■ **HOW TO COMPLETE THIS TASK**:
Set down every entry below exactly as it stands.

■ **Page and application data records**:
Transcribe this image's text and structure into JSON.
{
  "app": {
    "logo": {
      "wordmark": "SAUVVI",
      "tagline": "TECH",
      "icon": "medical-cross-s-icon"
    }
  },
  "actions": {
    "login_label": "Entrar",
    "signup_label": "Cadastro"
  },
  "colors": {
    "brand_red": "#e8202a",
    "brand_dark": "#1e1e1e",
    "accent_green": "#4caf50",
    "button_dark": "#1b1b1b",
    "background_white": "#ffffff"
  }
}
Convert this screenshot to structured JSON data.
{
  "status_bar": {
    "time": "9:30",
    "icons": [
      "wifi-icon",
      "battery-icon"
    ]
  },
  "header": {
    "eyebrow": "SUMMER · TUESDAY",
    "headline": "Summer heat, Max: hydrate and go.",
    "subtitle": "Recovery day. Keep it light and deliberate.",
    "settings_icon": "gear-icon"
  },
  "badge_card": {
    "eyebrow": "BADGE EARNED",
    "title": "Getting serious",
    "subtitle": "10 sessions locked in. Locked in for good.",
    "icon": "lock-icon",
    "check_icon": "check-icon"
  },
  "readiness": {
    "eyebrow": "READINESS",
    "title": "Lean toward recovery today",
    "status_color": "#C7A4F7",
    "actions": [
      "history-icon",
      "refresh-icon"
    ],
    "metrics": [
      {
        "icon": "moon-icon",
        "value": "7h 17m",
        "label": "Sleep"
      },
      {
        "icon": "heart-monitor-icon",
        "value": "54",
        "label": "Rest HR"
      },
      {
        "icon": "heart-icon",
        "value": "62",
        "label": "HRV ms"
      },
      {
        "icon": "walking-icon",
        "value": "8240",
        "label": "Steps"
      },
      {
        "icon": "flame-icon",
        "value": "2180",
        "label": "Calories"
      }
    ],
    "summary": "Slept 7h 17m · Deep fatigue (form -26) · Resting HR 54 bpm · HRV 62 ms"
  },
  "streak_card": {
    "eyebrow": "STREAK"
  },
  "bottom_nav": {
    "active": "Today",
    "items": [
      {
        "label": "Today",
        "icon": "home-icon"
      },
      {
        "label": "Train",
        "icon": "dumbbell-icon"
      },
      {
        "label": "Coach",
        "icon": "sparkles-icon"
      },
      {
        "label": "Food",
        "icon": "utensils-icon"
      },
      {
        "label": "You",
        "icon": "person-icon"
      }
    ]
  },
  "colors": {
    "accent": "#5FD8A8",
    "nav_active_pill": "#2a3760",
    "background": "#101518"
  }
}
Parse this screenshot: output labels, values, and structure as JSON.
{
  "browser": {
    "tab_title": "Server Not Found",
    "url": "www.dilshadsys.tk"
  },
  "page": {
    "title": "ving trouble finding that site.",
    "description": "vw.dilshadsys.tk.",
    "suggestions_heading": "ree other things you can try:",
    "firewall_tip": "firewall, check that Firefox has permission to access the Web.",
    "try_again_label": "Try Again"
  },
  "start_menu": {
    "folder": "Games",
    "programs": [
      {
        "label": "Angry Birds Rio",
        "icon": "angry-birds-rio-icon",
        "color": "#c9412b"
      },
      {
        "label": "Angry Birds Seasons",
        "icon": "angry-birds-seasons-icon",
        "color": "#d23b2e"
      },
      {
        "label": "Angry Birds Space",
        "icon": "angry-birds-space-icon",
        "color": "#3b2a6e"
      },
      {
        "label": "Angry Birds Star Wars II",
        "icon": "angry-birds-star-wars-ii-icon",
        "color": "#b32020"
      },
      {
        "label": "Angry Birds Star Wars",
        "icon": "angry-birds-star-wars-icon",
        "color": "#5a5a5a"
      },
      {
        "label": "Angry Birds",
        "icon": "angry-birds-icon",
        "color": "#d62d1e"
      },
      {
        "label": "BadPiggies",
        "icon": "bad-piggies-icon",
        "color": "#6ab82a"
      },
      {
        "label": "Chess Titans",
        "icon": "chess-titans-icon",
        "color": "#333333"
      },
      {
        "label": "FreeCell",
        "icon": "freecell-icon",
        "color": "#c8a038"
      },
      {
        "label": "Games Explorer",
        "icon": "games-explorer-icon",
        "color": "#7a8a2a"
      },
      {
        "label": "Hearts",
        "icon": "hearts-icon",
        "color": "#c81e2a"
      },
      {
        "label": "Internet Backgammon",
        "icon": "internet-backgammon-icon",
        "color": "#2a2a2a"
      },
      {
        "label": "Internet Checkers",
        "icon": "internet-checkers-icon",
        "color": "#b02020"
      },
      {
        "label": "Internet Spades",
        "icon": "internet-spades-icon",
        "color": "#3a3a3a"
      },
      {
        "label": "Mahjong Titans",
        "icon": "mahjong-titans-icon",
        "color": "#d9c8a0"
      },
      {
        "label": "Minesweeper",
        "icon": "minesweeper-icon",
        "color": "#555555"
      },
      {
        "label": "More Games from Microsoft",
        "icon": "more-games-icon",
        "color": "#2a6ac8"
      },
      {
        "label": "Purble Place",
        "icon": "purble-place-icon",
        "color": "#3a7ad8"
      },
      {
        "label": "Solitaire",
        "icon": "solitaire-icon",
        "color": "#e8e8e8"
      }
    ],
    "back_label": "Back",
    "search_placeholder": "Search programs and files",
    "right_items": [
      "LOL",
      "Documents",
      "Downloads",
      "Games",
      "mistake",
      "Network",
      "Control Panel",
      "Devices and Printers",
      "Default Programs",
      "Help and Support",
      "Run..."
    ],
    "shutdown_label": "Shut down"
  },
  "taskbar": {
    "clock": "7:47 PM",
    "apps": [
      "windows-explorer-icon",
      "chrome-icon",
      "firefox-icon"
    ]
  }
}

■ **TASK OUTPUT**:
Transcribe this image's text and structure into JSON.
{
  "app": {
    "logo": {
      "wordmark": "SAUVVI",
      "tagline": "TECH",
      "icon": "medical-cross-s-icon"
    }
  },
  "actions": {
    "login_label": "Entrar",
    "signup_label": "Cadastro"
  },
  "colors": {
    "brand_red": "#e8202a",
    "brand_dark": "#1e1e1e",
    "accent_green": "#4caf50",
    "button_dark": "#1b1b1b",
    "background_white": "#ffffff"
  }
}
Convert this screenshot to structured JSON data.
{
  "status_bar": {
    "time": "9:30",
    "icons": [
      "wifi-icon",
      "battery-icon"
    ]
  },
  "header": {
    "eyebrow": "SUMMER · TUESDAY",
    "headline": "Summer heat, Max: hydrate and go.",
    "subtitle": "Recovery day. Keep it light and deliberate.",
    "settings_icon": "gear-icon"
  },
  "badge_card": {
    "eyebrow": "BADGE EARNED",
    "title": "Getting serious",
    "subtitle": "10 sessions locked in. Locked in for good.",
    "icon": "lock-icon",
    "check_icon": "check-icon"
  },
  "readiness": {
    "eyebrow": "READINESS",
    "title": "Lean toward recovery today",
    "status_color": "#C7A4F7",
    "actions": [
      "history-icon",
      "refresh-icon"
    ],
    "metrics": [
      {
        "icon": "moon-icon",
        "value": "7h 17m",
        "label": "Sleep"
      },
      {
        "icon": "heart-monitor-icon",
        "value": "54",
        "label": "Rest HR"
      },
      {
        "icon": "heart-icon",
        "value": "62",
        "label": "HRV ms"
      },
      {
        "icon": "walking-icon",
        "value": "8240",
        "label": "Steps"
      },
      {
        "icon": "flame-icon",
        "value": "2180",
        "label": "Calories"
      }
    ],
    "summary": "Slept 7h 17m · Deep fatigue (form -26) · Resting HR 54 bpm · HRV 62 ms"
  },
  "streak_card": {
    "eyebrow": "STREAK"
  },
  "bottom_nav": {
    "active": "Today",
    "items": [
      {
        "label": "Today",
        "icon": "home-icon"
      },
      {
        "label": "Train",
        "icon": "dumbbell-icon"
      },
      {
        "label": "Coach",
        "icon": "sparkles-icon"
      },
      {
        "label": "Food",
        "icon": "utensils-icon"
      },
      {
        "label": "You",
        "icon": "person-icon"
      }
    ]
  },
  "colors": {
    "accent": "#5FD8A8",
    "nav_active_pill": "#2a3760",
    "background": "#101518"
  }
}
Parse this screenshot: output labels, values, and structure as JSON.
{
  "browser": {
    "tab_title": "Server Not Found",
    "url": "www.dilshadsys.tk"
  },
  "page": {
    "title": "ving trouble finding that site.",
    "description": "vw.dilshadsys.tk.",
    "suggestions_heading": "ree other things you can try:",
    "firewall_tip": "firewall, check that Firefox has permission to access the Web.",
    "try_again_label": "Try Again"
  },
  "start_menu": {
    "folder": "Games",
    "programs": [
      {
        "label": "Angry Birds Rio",
        "icon": "angry-birds-rio-icon",
        "color": "#c9412b"
      },
      {
        "label": "Angry Birds Seasons",
        "icon": "angry-birds-seasons-icon",
        "color": "#d23b2e"
      },
      {
        "label": "Angry Birds Space",
        "icon": "angry-birds-space-icon",
        "color": "#3b2a6e"
      },
      {
        "label": "Angry Birds Star Wars II",
        "icon": "angry-birds-star-wars-ii-icon",
        "color": "#b32020"
      },
      {
        "label": "Angry Birds Star Wars",
        "icon": "angry-birds-star-wars-icon",
        "color": "#5a5a5a"
      },
      {
        "label": "Angry Birds",
        "icon": "angry-birds-icon",
        "color": "#d62d1e"
      },
      {
        "label": "BadPiggies",
        "icon": "bad-piggies-icon",
        "color": "#6ab82a"
      },
      {
        "label": "Chess Titans",
        "icon": "chess-titans-icon",
        "color": "#333333"
      },
      {
        "label": "FreeCell",
        "icon": "freecell-icon",
        "color": "#c8a038"
      },
      {
        "label": "Games Explorer",
        "icon": "games-explorer-icon",
        "color": "#7a8a2a"
      },
      {
        "label": "Hearts",
        "icon": "hearts-icon",
        "color": "#c81e2a"
      },
      {
        "label": "Internet Backgammon",
        "icon": "internet-backgammon-icon",
        "color": "#2a2a2a"
      },
      {
        "label": "Internet Checkers",
        "icon": "internet-checkers-icon",
        "color": "#b02020"
      },
      {
        "label": "Internet Spades",
        "icon": "internet-spades-icon",
        "color": "#3a3a3a"
      },
      {
        "label": "Mahjong Titans",
        "icon": "mahjong-titans-icon",
        "color": "#d9c8a0"
      },
      {
        "label": "Minesweeper",
        "icon": "minesweeper-icon",
        "color": "#555555"
      },
      {
        "label": "More Games from Microsoft",
        "icon": "more-games-icon",
        "color": "#2a6ac8"
      },
      {
        "label": "Purble Place",
        "icon": "purble-place-icon",
        "color": "#3a7ad8"
      },
      {
        "label": "Solitaire",
        "icon": "solitaire-icon",
        "color": "#e8e8e8"
      }
    ],
    "back_label": "Back",
    "search_placeholder": "Search programs and files",
    "right_items": [
      "LOL",
      "Documents",
      "Downloads",
      "Games",
      "mistake",
      "Network",
      "Control Panel",
      "Devices and Printers",
      "Default Programs",
      "Help and Support",
      "Run..."
    ],
    "shutdown_label": "Shut down"
  },
  "taskbar": {
    "clock": "7:47 PM",
    "apps": [
      "windows-explorer-icon",
      "chrome-icon",
      "firefox-icon"
    ]
  }
}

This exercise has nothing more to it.